The Fighting Temptations (2003) / Comedy-Musical
MPAA Rated: PG-13 for some language and sexual references
Running Time: 123 min.
Cast: Cuba Gooding, Jr., Beyoncé Knowles, LaTanya Richardson, Wendell Pierce, Mike Epps, Steve Harvey, Melba Moore
Director: Jonathan Lynn
Screenplay: Elizabeth Hunter, Saladin K. Patterson
Review published September 23, 2003
There are only two reasons I'm giving The Fighting Temptations a marginal recommendation: great music and it manages to succeed in what it sets out to do, leave you feeling better coming out than going in. It's a feel-good movie, completely formulaic, with a shoddy script that hardly merits making a movie out of, but it's like a pair of comfortable shoes, worn and broken-in, but fitting quite well.
Cuba Gooding Jr. (Boat Trip, Rat Race) plays Darrin Hill, a New York City advertising junior exec that gets his shot as a partner due to his ideas that, while exploitative of the public, manages to increase the profit quite nicely. Just as soon as he thinks he has it made, he loses it all when it's discovered that he lied in order to get the job to begin with, and when his Aunt Sally dies, he ends up back in the same rural Southern town as when he started as a kid. In Sally's will, it was her wish that Darrin not only lead her church choir, but also take them to the competition known as the "Gospel Explosion," and if they win, he'll get his share of stocks worth about $150,000. Starting with not much talent, he'll have to rely on his quick mind and persuasive tongue to pull a workable choir together, and the difficulties are further compounded by a meddling "family friend" that wants Darrin's choir leader position for herself.
Let's get right to it. The Fighting Temptations is a bad film with great musical numbers, more concerned with celebrating inspirational music than hitting you with quality. It's blessed by a mostly likeable cast, especially Cuba Gooding Jr., who give his all in another energetic performance in a shallow role. Rounding out the cast are some good singers: Beyoncé Knowles (Goldmember, The Pink Panther), Melba Moore (Def by Temptation), the O'Jays, Montell Jordan, Angie Stone (The Hot Chick), Faith Evans (Turn It Up) to name but a few. If only the singing talent were balanced by acting talent, as the weak dialogue is only made worse by amateurish delivery during most of the scenes which forces the characters to talk to one another.

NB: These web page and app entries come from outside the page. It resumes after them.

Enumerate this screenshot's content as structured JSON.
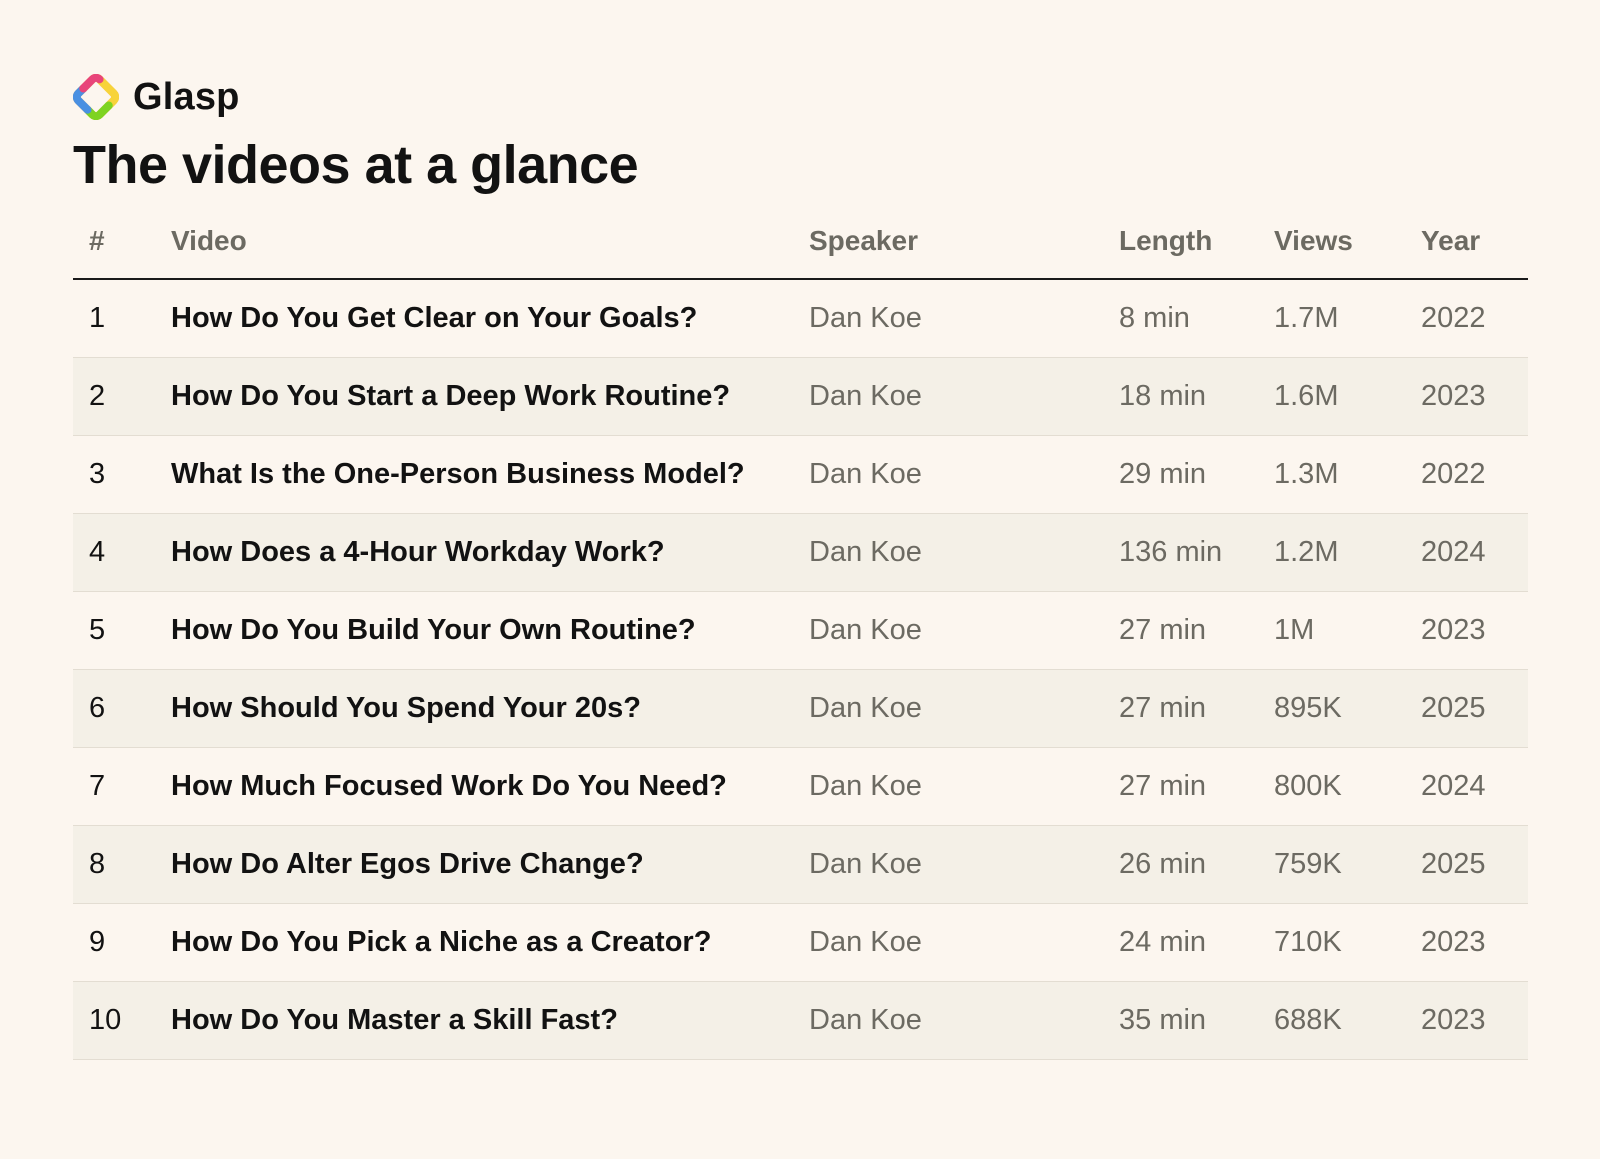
{
  "brand": {
    "name": "Glasp",
    "logo_icon": "glasp-logo-icon",
    "logo_colors": [
      "#F5A623",
      "#7ED321",
      "#4A90E2",
      "#E8457A"
    ]
  },
  "title": "The videos at a glance",
  "table": {
    "headers": {
      "num": "#",
      "video": "Video",
      "speaker": "Speaker",
      "length": "Length",
      "views": "Views",
      "year": "Year"
    },
    "rows": [
      {
        "num": "1",
        "video": "How Do You Get Clear on Your Goals?",
        "speaker": "Dan Koe",
        "length": "8 min",
        "views": "1.7M",
        "year": "2022"
      },
      {
        "num": "2",
        "video": "How Do You Start a Deep Work Routine?",
        "speaker": "Dan Koe",
        "length": "18 min",
        "views": "1.6M",
        "year": "2023"
      },
      {
        "num": "3",
        "video": "What Is the One-Person Business Model?",
        "speaker": "Dan Koe",
        "length": "29 min",
        "views": "1.3M",
        "year": "2022"
      },
      {
        "num": "4",
        "video": "How Does a 4-Hour Workday Work?",
        "speaker": "Dan Koe",
        "length": "136 min",
        "views": "1.2M",
        "year": "2024"
      },
      {
        "num": "5",
        "video": "How Do You Build Your Own Routine?",
        "speaker": "Dan Koe",
        "length": "27 min",
        "views": "1M",
        "year": "2023"
      },
      {
        "num": "6",
        "video": "How Should You Spend Your 20s?",
        "speaker": "Dan Koe",
        "length": "27 min",
        "views": "895K",
        "year": "2025"
      },
      {
        "num": "7",
        "video": "How Much Focused Work Do You Need?",
        "speaker": "Dan Koe",
        "length": "27 min",
        "views": "800K",
        "year": "2024"
      },
      {
        "num": "8",
        "video": "How Do Alter Egos Drive Change?",
        "speaker": "Dan Koe",
        "length": "26 min",
        "views": "759K",
        "year": "2025"
      },
      {
        "num": "9",
        "video": "How Do You Pick a Niche as a Creator?",
        "speaker": "Dan Koe",
        "length": "24 min",
        "views": "710K",
        "year": "2023"
      },
      {
        "num": "10",
        "video": "How Do You Master a Skill Fast?",
        "speaker": "Dan Koe",
        "length": "35 min",
        "views": "688K",
        "year": "2023"
      }
    ]
  }
}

I have another minor quibble, one that's not necessarily related to the quality of the film, but still one that irked me throughout. For a film about a form of music that exalts God in such an impassioned way, it is curiously devoid of religious fervor. The main point of the story is not to do good works for their Lord or the community around them, but to win a contest, mostly for the money or personal reasons. As nice as the music sounds, it lacks the thunderous power that could have been delivered if it had been sung by those who have the conviction and determination of unwavering faith behind it.
Still, as flimsily put together as The Fighting Temptations may be, it has a charisma of its own, and delivers a hearty helping of good cheer, which seems to be all it really wants to do. It's the kind of movie that would rather have you pick up the soundtrack than the Bible, but it does maintain a respect for the music, and does a commendable job in presenting its finest qualities. If you have a liking for Gospel, are a Cuba Gooding, Jr. fan, or just like your movies unabashedly feel-good, The Fighting Temptations should be worth your while, provided you aren't expecting anything other than an easygoing two-hour excursion into typical Hollywood fare.
©2003 Vince Leo